Your goal:
Count every line below containing "accent"; state the number only.

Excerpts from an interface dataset
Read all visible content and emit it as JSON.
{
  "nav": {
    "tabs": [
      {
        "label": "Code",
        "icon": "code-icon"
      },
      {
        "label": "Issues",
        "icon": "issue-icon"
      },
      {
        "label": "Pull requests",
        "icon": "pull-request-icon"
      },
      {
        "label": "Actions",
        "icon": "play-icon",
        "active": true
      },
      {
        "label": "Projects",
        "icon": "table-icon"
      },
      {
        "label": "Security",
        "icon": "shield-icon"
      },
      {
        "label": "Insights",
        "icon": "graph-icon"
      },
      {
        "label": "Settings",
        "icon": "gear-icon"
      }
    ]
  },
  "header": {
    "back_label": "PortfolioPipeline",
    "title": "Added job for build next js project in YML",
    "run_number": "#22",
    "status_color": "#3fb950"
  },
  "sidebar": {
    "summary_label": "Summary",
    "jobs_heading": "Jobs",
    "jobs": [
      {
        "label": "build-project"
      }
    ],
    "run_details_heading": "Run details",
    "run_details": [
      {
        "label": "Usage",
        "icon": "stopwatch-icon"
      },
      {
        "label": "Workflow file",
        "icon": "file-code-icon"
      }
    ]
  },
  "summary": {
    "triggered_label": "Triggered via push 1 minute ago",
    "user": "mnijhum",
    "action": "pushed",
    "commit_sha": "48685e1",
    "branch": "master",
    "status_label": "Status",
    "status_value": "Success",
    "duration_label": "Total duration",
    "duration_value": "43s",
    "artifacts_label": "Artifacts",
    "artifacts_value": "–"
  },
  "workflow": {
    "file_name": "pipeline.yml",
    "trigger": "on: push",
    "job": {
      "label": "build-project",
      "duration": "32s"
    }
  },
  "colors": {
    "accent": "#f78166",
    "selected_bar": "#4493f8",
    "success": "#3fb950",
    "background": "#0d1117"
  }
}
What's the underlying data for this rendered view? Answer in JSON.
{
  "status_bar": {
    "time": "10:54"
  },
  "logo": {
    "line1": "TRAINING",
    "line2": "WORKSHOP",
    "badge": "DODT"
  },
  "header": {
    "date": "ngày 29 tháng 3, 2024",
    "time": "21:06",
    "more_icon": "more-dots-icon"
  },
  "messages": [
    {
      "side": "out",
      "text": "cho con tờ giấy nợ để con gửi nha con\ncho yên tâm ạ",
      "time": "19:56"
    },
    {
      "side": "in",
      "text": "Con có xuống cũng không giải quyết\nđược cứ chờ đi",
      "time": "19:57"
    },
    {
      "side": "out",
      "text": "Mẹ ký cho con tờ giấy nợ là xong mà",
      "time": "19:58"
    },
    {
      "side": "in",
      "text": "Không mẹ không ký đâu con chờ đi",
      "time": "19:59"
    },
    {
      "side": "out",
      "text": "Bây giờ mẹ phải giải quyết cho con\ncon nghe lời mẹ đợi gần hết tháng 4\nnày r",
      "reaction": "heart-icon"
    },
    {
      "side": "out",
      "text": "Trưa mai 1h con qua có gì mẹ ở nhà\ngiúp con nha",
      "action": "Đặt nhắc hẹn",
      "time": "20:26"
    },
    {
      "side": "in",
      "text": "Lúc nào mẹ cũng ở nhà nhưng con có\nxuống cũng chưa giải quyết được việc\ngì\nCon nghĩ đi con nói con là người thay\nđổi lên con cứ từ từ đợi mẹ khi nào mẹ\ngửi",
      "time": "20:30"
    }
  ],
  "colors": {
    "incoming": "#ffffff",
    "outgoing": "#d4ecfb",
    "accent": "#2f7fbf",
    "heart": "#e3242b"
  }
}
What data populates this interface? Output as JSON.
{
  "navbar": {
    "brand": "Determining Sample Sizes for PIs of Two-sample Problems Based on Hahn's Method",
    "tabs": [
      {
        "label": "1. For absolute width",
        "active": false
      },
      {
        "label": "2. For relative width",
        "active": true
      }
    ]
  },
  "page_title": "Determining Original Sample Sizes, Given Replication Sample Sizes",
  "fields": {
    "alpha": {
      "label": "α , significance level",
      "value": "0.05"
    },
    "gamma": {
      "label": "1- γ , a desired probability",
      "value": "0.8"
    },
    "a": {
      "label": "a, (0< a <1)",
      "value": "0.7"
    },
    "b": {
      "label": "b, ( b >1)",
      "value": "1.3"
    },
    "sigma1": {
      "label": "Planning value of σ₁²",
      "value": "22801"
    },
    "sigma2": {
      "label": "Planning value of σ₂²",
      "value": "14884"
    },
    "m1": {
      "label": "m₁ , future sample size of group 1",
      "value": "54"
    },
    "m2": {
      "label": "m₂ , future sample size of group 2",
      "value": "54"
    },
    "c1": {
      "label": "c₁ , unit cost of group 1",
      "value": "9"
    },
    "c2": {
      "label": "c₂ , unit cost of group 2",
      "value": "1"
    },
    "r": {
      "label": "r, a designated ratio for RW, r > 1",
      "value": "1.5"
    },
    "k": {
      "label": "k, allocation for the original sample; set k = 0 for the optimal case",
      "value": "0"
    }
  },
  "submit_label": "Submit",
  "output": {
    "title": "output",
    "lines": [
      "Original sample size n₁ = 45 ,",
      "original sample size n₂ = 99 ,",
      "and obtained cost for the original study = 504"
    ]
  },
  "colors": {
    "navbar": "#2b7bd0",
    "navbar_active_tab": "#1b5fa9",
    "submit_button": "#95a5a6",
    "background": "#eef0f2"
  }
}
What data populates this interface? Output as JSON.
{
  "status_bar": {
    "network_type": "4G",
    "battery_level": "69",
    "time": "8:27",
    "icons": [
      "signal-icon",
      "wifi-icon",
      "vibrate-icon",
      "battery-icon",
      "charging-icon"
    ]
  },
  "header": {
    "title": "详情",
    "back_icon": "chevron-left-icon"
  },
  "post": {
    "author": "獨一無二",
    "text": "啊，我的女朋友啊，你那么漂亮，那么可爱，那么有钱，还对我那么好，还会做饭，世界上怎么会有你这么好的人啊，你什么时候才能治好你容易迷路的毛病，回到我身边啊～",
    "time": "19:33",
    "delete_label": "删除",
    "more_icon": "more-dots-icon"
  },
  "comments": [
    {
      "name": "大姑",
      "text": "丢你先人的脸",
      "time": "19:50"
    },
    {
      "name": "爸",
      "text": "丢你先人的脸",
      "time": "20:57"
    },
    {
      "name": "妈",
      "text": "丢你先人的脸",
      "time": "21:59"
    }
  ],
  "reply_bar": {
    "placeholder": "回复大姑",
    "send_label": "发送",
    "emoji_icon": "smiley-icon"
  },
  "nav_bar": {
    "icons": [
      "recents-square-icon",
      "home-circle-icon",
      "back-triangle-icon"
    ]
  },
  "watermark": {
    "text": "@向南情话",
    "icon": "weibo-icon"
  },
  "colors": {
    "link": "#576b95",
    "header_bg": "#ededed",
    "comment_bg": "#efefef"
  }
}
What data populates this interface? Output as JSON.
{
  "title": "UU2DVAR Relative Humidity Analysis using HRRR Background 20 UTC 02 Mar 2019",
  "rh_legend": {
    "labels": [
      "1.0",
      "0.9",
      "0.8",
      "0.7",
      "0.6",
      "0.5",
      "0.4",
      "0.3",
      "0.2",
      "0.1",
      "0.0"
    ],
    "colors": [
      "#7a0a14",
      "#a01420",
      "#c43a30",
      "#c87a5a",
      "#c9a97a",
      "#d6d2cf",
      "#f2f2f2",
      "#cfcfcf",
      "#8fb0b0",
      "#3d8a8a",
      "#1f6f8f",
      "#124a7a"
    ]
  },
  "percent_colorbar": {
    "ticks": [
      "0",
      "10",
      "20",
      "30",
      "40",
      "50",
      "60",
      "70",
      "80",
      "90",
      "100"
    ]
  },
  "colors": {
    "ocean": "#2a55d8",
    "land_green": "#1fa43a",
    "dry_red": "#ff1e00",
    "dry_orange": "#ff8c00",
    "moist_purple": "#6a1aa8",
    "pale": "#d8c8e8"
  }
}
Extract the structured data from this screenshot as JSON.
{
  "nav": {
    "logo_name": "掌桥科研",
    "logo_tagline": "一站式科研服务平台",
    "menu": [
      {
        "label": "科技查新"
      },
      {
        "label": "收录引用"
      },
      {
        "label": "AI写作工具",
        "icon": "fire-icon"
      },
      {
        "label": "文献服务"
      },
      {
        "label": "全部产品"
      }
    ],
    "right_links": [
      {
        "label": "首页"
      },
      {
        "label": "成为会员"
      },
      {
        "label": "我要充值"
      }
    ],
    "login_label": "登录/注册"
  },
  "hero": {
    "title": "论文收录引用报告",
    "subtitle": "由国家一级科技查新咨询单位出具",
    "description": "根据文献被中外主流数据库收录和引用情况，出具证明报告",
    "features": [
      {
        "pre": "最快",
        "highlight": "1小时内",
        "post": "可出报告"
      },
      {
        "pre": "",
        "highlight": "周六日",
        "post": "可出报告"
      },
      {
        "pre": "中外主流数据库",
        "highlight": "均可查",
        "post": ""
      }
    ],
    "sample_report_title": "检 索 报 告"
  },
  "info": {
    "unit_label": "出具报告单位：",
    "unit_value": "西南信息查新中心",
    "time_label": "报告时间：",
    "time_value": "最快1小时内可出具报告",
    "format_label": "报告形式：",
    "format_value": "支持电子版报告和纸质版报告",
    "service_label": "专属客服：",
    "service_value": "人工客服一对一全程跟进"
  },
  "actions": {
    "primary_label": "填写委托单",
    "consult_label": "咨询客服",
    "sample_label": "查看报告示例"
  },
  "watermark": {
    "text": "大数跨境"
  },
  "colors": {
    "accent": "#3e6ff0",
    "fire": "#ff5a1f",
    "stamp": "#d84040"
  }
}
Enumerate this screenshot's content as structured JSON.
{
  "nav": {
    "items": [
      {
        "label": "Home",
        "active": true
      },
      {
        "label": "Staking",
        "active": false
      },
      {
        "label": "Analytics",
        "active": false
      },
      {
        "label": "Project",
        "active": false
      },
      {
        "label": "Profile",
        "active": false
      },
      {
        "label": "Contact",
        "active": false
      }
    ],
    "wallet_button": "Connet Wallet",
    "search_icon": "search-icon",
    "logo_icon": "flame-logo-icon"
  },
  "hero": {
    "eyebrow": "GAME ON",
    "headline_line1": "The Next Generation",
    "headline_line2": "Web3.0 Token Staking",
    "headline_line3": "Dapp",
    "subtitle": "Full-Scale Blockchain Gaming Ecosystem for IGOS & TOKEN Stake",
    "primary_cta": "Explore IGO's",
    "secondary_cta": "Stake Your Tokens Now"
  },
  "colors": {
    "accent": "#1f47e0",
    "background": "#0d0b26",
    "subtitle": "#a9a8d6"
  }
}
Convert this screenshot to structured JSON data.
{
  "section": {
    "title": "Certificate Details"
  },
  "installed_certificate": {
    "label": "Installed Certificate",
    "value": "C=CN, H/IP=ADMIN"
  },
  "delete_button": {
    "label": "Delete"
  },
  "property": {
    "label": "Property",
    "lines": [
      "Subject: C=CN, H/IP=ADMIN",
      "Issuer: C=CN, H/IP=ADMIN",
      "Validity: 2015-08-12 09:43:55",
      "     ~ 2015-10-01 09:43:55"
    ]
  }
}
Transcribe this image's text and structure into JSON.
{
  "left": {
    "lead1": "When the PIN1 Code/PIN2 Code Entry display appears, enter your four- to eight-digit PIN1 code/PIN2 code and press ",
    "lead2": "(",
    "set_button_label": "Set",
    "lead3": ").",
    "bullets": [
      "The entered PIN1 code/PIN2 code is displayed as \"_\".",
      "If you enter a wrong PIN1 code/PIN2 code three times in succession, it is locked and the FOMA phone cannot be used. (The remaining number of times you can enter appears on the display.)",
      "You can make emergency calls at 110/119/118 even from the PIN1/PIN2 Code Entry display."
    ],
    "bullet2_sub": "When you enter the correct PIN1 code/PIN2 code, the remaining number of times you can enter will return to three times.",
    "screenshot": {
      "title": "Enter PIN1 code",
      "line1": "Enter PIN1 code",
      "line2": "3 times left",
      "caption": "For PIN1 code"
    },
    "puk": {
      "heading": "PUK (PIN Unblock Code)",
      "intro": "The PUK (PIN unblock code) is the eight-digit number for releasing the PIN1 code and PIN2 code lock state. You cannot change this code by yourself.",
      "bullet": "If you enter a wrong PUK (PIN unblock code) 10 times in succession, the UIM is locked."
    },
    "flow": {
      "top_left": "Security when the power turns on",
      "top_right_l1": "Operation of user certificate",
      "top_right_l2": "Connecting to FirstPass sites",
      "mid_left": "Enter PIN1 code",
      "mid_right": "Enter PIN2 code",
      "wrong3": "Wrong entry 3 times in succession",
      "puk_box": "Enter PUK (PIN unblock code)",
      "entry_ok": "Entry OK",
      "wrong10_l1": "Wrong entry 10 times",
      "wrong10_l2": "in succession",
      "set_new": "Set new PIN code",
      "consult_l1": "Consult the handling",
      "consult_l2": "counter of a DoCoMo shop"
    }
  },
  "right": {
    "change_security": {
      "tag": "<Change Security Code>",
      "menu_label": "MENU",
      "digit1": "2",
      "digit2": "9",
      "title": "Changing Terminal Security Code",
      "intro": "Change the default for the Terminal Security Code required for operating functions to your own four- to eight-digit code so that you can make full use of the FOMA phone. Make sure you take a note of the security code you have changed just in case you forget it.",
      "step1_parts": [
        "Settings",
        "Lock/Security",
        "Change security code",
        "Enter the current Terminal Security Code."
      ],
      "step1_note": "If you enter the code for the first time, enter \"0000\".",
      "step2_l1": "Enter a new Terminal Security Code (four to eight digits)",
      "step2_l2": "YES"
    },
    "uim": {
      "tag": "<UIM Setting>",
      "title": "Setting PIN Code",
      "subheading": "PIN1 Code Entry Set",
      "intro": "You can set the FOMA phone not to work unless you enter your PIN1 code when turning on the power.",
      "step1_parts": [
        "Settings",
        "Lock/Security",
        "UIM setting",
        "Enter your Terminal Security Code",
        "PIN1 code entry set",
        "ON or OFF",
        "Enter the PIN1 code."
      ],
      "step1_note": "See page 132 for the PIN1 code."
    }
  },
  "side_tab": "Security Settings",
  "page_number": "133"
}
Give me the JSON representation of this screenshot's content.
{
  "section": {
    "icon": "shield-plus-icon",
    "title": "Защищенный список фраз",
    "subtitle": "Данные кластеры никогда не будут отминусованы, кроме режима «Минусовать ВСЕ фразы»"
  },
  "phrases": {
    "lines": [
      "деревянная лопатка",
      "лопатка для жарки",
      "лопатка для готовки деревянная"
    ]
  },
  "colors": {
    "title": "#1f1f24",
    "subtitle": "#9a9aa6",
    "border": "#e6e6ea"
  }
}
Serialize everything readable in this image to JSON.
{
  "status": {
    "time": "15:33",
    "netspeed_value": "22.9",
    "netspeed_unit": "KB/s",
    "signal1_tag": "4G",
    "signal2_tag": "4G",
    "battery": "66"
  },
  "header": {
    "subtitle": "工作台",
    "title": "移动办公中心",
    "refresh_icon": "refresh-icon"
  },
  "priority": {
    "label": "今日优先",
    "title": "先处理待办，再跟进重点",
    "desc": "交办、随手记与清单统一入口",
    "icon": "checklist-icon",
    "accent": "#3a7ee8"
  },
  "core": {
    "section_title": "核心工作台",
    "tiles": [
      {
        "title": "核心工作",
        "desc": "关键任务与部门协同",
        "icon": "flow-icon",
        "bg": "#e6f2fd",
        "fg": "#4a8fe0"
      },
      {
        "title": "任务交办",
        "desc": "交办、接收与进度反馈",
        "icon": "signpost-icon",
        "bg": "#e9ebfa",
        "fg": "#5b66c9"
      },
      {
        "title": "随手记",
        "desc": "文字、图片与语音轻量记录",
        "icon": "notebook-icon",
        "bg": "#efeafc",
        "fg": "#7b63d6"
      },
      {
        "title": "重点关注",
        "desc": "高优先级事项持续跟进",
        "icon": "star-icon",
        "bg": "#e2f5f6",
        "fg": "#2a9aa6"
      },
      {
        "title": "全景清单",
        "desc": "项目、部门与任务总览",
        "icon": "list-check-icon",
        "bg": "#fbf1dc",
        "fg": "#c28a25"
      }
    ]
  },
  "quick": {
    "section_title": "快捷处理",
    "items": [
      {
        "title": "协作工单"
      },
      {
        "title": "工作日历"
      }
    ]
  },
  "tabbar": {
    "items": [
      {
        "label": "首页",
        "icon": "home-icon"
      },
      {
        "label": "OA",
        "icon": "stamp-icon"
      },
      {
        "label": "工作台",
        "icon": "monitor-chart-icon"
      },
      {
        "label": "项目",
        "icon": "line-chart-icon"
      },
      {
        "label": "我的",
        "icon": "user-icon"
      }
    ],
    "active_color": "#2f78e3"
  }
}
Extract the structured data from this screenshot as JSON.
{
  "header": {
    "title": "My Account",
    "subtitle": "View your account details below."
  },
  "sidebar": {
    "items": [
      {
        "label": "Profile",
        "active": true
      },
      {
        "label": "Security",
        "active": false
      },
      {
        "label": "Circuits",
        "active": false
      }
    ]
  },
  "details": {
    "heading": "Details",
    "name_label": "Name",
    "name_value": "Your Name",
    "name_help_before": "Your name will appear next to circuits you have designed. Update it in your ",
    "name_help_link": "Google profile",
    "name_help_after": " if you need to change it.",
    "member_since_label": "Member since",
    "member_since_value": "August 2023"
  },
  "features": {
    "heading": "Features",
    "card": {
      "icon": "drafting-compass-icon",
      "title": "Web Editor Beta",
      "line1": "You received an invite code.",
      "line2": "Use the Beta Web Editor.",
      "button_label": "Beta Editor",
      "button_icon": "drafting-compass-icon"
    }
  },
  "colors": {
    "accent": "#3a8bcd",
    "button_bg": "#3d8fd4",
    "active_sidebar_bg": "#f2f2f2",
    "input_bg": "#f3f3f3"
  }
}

Response:
6